PROBLEM
Write out the records below exactly as they appear, skipping each picture.

□ □ □ □ □ □ □

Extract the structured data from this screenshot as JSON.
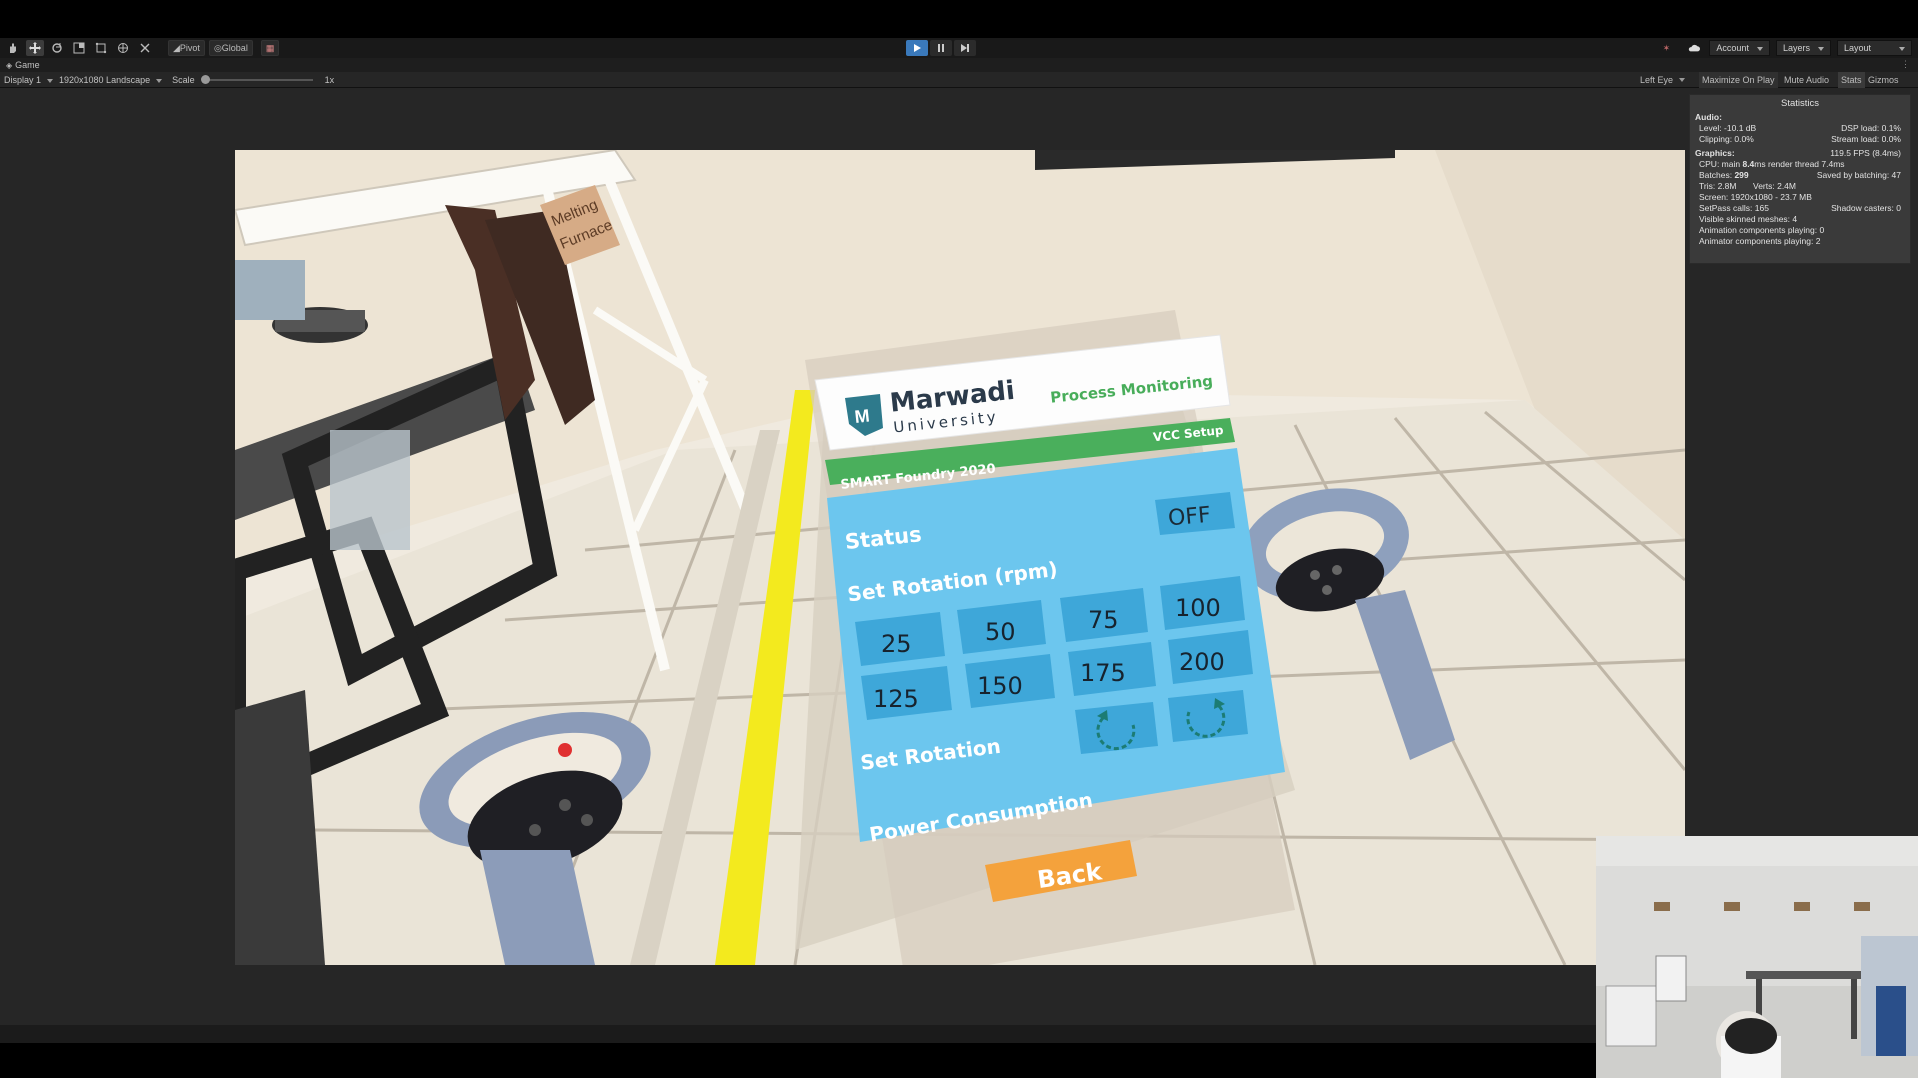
{
  "toolbar": {
    "tools": [
      "hand-tool",
      "move-tool",
      "rotate-tool",
      "scale-tool",
      "rect-tool",
      "transform-tool",
      "custom-tool"
    ],
    "pivot_label": "Pivot",
    "global_label": "Global",
    "account_label": "Account",
    "layers_label": "Layers",
    "layout_label": "Layout"
  },
  "tab": {
    "label": "Game"
  },
  "gamebar": {
    "display": "Display 1",
    "resolution": "1920x1080 Landscape",
    "scale_label": "Scale",
    "scale_value": "1x",
    "eye": "Left Eye",
    "maximize": "Maximize On Play",
    "mute": "Mute Audio",
    "stats": "Stats",
    "gizmos": "Gizmos"
  },
  "stats": {
    "title": "Statistics",
    "audio_header": "Audio:",
    "level": "Level: -10.1 dB",
    "dsp": "DSP load: 0.1%",
    "clipping": "Clipping: 0.0%",
    "stream": "Stream load: 0.0%",
    "graphics_header": "Graphics:",
    "fps": "119.5 FPS (8.4ms)",
    "cpu_prefix": "CPU: main ",
    "cpu_main": "8.4",
    "cpu_suffix": "ms  render thread 7.4ms",
    "batches_prefix": "Batches: ",
    "batches": "299",
    "saved": "Saved by batching: 47",
    "tris": "Tris: 2.8M",
    "verts": "Verts: 2.4M",
    "screen": "Screen: 1920x1080 - 23.7 MB",
    "setpass": "SetPass calls: 165",
    "shadow": "Shadow casters: 0",
    "skinned": "Visible skinned meshes: 4",
    "anim": "Animation components playing: 0",
    "animator": "Animator components playing: 2"
  },
  "scene": {
    "sign_line1": "Melting",
    "sign_line2": "Furnace"
  },
  "vr_panel": {
    "brand_name": "Marwadi",
    "brand_sub": "University",
    "header_title": "Process Monitoring",
    "banner_left": "SMART Foundry 2020",
    "banner_right": "VCC Setup",
    "status_label": "Status",
    "status_value": "OFF",
    "set_rotation_rpm_label": "Set Rotation (rpm)",
    "rpm_values": [
      "25",
      "50",
      "75",
      "100",
      "125",
      "150",
      "175",
      "200"
    ],
    "set_rotation_label": "Set Rotation",
    "power_label": "Power Consumption",
    "back_label": "Back"
  },
  "colors": {
    "panel_blue": "#6cc6ee",
    "button_blue": "#3ea7d9",
    "banner_green": "#4aaf5c",
    "back_orange": "#f4a23c",
    "play_active": "#3a79bb"
  }
}
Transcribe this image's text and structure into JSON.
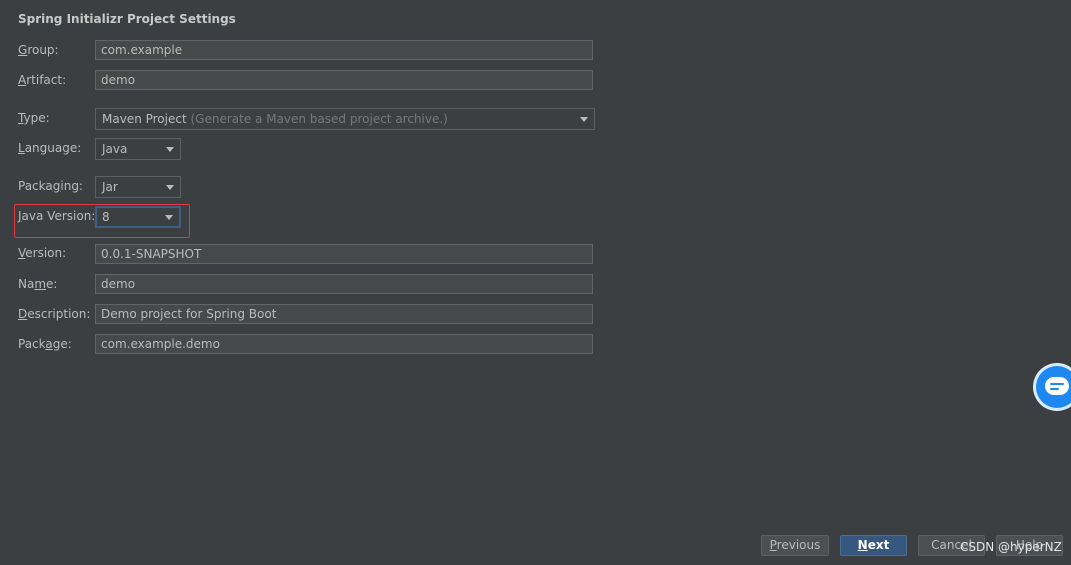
{
  "title": "Spring Initializr Project Settings",
  "fields": {
    "group": {
      "label_key": "G",
      "label_rest": "roup:",
      "value": "com.example"
    },
    "artifact": {
      "label_key": "A",
      "label_rest": "rtifact:",
      "value": "demo"
    },
    "type": {
      "label_key": "T",
      "label_rest": "ype:",
      "value": "Maven Project",
      "hint": "(Generate a Maven based project archive.)"
    },
    "language": {
      "label_key": "L",
      "label_rest": "anguage:",
      "value": "Java"
    },
    "packaging": {
      "label_pre": "Packa",
      "label_key": "g",
      "label_rest": "ing:",
      "value": "Jar"
    },
    "java_version": {
      "label_key": "J",
      "label_rest": "ava Version:",
      "value": "8"
    },
    "version": {
      "label_key": "V",
      "label_rest": "ersion:",
      "value": "0.0.1-SNAPSHOT"
    },
    "name": {
      "label_pre": "Na",
      "label_key": "m",
      "label_rest": "e:",
      "value": "demo"
    },
    "description": {
      "label_key": "D",
      "label_rest": "escription:",
      "value": "Demo project for Spring Boot"
    },
    "package": {
      "label_pre": "Pack",
      "label_key": "a",
      "label_rest": "ge:",
      "value": "com.example.demo"
    }
  },
  "buttons": {
    "previous": {
      "key": "P",
      "rest": "revious"
    },
    "next": {
      "key": "N",
      "rest": "ext"
    },
    "cancel": "Cancel",
    "help": "Help"
  },
  "watermark": "CSDN @hyperNZ",
  "colors": {
    "background": "#3c3f41",
    "highlight_box": "#e2383f",
    "primary_button": "#365880",
    "focus_border": "#3d6185"
  }
}
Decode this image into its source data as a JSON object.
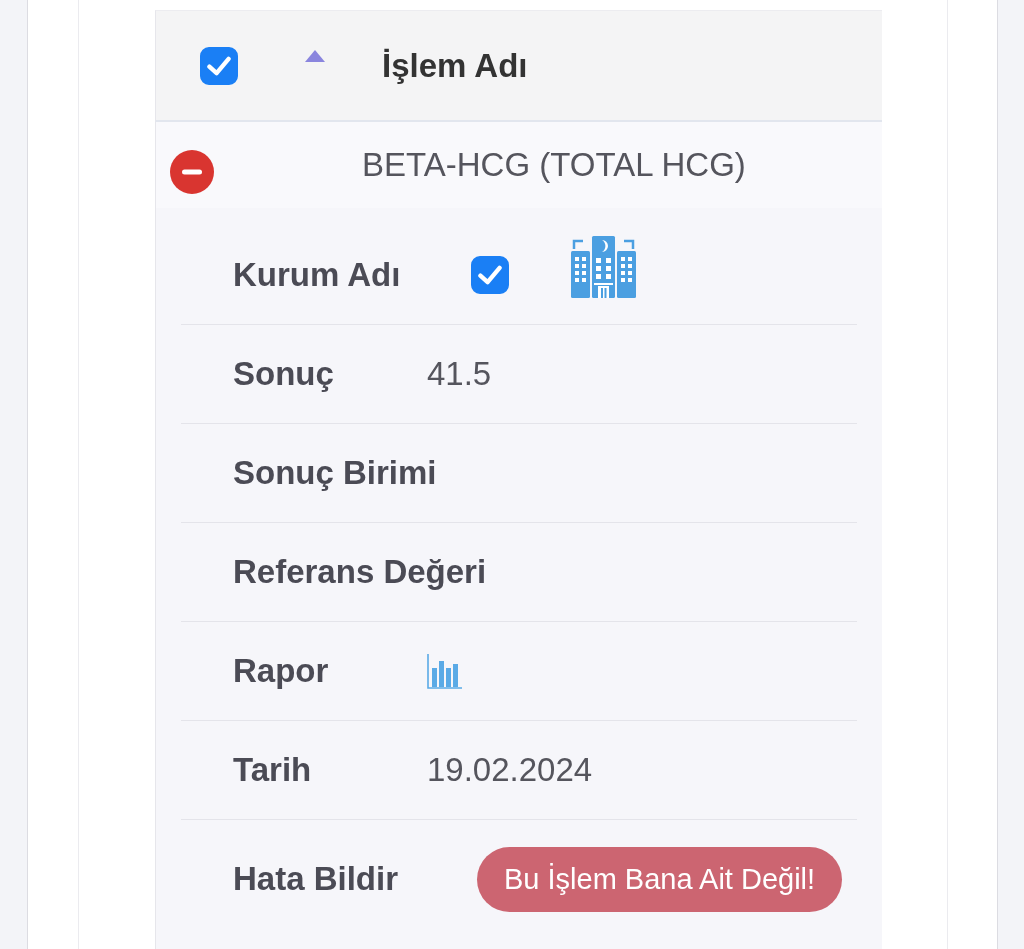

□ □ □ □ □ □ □

SOLVED EXERCISE
Extract the structured data from this screenshot as JSON.
{
  "toolbar": {
    "tools": [
      "hand-tool",
      "move-tool",
      "rotate-tool",
      "scale-tool",
      "rect-tool",
      "transform-tool",
      "custom-tool"
    ],
    "pivot_label": "Pivot",
    "global_label": "Global",
    "account_label": "Account",
    "layers_label": "Layers",
    "layout_label": "Layout"
  },
  "tab": {
    "label": "Game"
  },
  "gamebar": {
    "display": "Display 1",
    "resolution": "1920x1080 Landscape",
    "scale_label": "Scale",
    "scale_value": "1x",
    "eye": "Left Eye",
    "maximize": "Maximize On Play",
    "mute": "Mute Audio",
    "stats": "Stats",
    "gizmos": "Gizmos"
  },
  "stats": {
    "title": "Statistics",
    "audio_header": "Audio:",
    "level": "Level: -10.1 dB",
    "dsp": "DSP load: 0.1%",
    "clipping": "Clipping: 0.0%",
    "stream": "Stream load: 0.0%",
    "graphics_header": "Graphics:",
    "fps": "119.5 FPS (8.4ms)",
    "cpu_prefix": "CPU: main ",
    "cpu_main": "8.4",
    "cpu_suffix": "ms  render thread 7.4ms",
    "batches_prefix": "Batches: ",
    "batches": "299",
    "saved": "Saved by batching: 47",
    "tris": "Tris: 2.8M",
    "verts": "Verts: 2.4M",
    "screen": "Screen: 1920x1080 - 23.7 MB",
    "setpass": "SetPass calls: 165",
    "shadow": "Shadow casters: 0",
    "skinned": "Visible skinned meshes: 4",
    "anim": "Animation components playing: 0",
    "animator": "Animator components playing: 2"
  },
  "scene": {
    "sign_line1": "Melting",
    "sign_line2": "Furnace"
  },
  "vr_panel": {
    "brand_name": "Marwadi",
    "brand_sub": "University",
    "header_title": "Process Monitoring",
    "banner_left": "SMART Foundry 2020",
    "banner_right": "VCC Setup",
    "status_label": "Status",
    "status_value": "OFF",
    "set_rotation_rpm_label": "Set Rotation (rpm)",
    "rpm_values": [
      "25",
      "50",
      "75",
      "100",
      "125",
      "150",
      "175",
      "200"
    ],
    "set_rotation_label": "Set Rotation",
    "power_label": "Power Consumption",
    "back_label": "Back"
  },
  "colors": {
    "panel_blue": "#6cc6ee",
    "button_blue": "#3ea7d9",
    "banner_green": "#4aaf5c",
    "back_orange": "#f4a23c",
    "play_active": "#3a79bb"
  }
}
Transcribe this image's text and structure into JSON.
{
  "title": "Spring Initializr Project Settings",
  "fields": {
    "group": {
      "label_key": "G",
      "label_rest": "roup:",
      "value": "com.example"
    },
    "artifact": {
      "label_key": "A",
      "label_rest": "rtifact:",
      "value": "demo"
    },
    "type": {
      "label_key": "T",
      "label_rest": "ype:",
      "value": "Maven Project",
      "hint": "(Generate a Maven based project archive.)"
    },
    "language": {
      "label_key": "L",
      "label_rest": "anguage:",
      "value": "Java"
    },
    "packaging": {
      "label_pre": "Packa",
      "label_key": "g",
      "label_rest": "ing:",
      "value": "Jar"
    },
    "java_version": {
      "label_key": "J",
      "label_rest": "ava Version:",
      "value": "8"
    },
    "version": {
      "label_key": "V",
      "label_rest": "ersion:",
      "value": "0.0.1-SNAPSHOT"
    },
    "name": {
      "label_pre": "Na",
      "label_key": "m",
      "label_rest": "e:",
      "value": "demo"
    },
    "description": {
      "label_key": "D",
      "label_rest": "escription:",
      "value": "Demo project for Spring Boot"
    },
    "package": {
      "label_pre": "Pack",
      "label_key": "a",
      "label_rest": "ge:",
      "value": "com.example.demo"
    }
  },
  "buttons": {
    "previous": {
      "key": "P",
      "rest": "revious"
    },
    "next": {
      "key": "N",
      "rest": "ext"
    },
    "cancel": "Cancel",
    "help": "Help"
  },
  "watermark": "CSDN @hyperNZ",
  "colors": {
    "background": "#3c3f41",
    "highlight_box": "#e2383f",
    "primary_button": "#365880",
    "focus_border": "#3d6185"
  }
}
Decode this image into its source data as a JSON object.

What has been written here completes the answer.